We were all dead in our transgressions, for instance, but God made us alive with Christ and “seated us with Christ in the heavenly realms” (Ephesians 2:5-6), so that we could join Christ in all that’s he’s doing, filling this world with everything he is, all of which God planned in advance for us to do (verse 10) before the world was even created (Ephesians 1:4). All that’s left for us to do is participate in what is already ours (2 Peter 1:4).

When Christ ascended that’s when the Holy Spirit was given to us so that Christ himself in all his divine and perfect nature can actually live what his Father has already given to us IN us (Colossians 3:4). Christianity, therefore, is never about getting; it’s all about God’s giving, every step of the way. And that’s what makes Christianity so attractive.

Is Christianity about me and my future?

I woke up at the tail end of a frightening dream. I was in a church service singing a hymn, the congregation was swaying to the music and I was swaying in all the wrong directions, so I was glad when the hymn ended and we could all sit down. But just before sitting down the chap in front of me turned round and said, “I’m really looking forward to your sermon today.” Horrors: I’ve got the sermon? Right now?

So up I went and announced the first thing that came to mind, which was: “Christianity is not about self.” And that’s when I woke up. But in that twilight period of coming to, I pursued the thought further. How can Christianity be about me and my future when I’ve already “been raised with Christ,” Colossians 3:1, and my entire “life is now hidden with Christ in God,” verse 3?

The present preoccupation of much of Christianity with being good enough to go to heaven after we die, therefore, is at odds with Scripture which says we’re already in heaven with Christ and God. I don’t have to worry about me and my future at all then, do I, when Scripture clearly says my “self” has already been taken care of forever? But what, then, is the purpose of my human self now, while I’m still here on the Earth?

Well, when Jesus was here as a human he was in heaven and on Earth at the same time, just like we are. His reason for being on the Earth, meanwhile, was to be his Father’s agent. “See me, you see the Father,” he told Philip in John 14:9. So Jesus’ purpose for being here as a human was to be a perfect reflection of his Father.

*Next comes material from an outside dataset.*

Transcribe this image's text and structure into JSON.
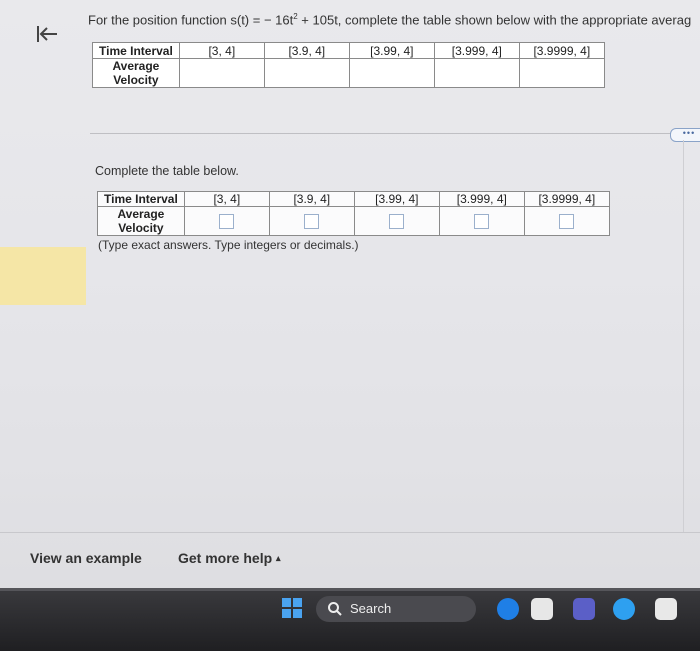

And what people saw in Jesus was the relationship he had as a human with God. Jesus demonstrated that by obeying and trusting God in everything, and God always answered his every need. And there’s OUR reason too for being here on the Earth still; it’s to be JESUS’ agents, obeying and trusting him, and him taking care of our every need, so that people see the kind of relationship we humans can have with him.

My life is a reflection of that, which I’m able to do because “Christ is my life,” Colossians 3:4. Jesus now creates the same kind of relationship he had with the Father in me, through us obeying and trusting him.

Our concern isn’t about “me and my future,” then, because that’s all been taken care of already. It’s about what we’re here for now.